The Mining Operation
Since it is so rare, tsavorite is difficult for mines to meet the needs of the number of jewelers requesting it. It can only be found in Tanzania, Kenya and, most recently, in Madagascar although in small amounts. In addition to it’s limited availability, the quality is often less than ideal due to inclusions with only a few, larger stones of quality found anywhere.
Many of the smaller mining operations are located along fault systems especially those in Southern Kenya. Tsavorite is mined in deep, underground tunnels by hand using between 10-50 miners. For those working within the Tsavos East National Park, however, predators are also a constant threat. Regardless of where a mine is located, it’s a risky business. The larger the operation, the more necessary it becomes to invest in mine engineering, infrastructure, geological studies and security. Due to it’s current rarity along with the fact it looks like an emerald but cannot be synthetically duplicated, it is likely that it will remain a collector’s gem for the foreseeable future.

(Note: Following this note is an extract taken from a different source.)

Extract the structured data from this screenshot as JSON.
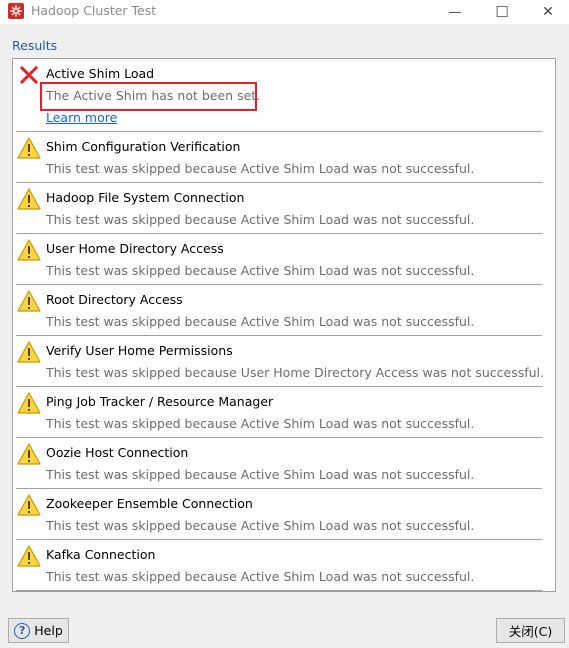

Examples of Famous Jewelry Containing Tsavorite
After the launch by Tiffany & Co. in 1974, tsavorite soon became a client favorite. Its brilliance and vitreous luster created an intoxicating appeal especially once the gem was set in gold or silver metal. Today it’s often mixed with other gems as well and, since more readily available in smaller sizes, is often set in a pave style such as in Tiffany & Co’s tsavorite and diamond ring, seahorse brooch and chandelier earrings that contain a mix of tsavorite and emeralds. In 2007 at the Tucson Gem Show, the world’s largest tsavorite garnet was put on display weighing an amazing 325.14 carats.
Tsavorite gems are extremely rare, even more so than emeralds. As a result, 85% of those mined are under 1 carat in weight, 10% are over 1 carat and 2.5% are over 2 carats. Additionally, clean specimens are difficult to find. Fortunately, they are durable stones that have been found suitable for everyday wear. Today, they are becoming more readily available through many online sites.
If you have any questions or have personal experiences wearing tsavorite, please let us know what you think.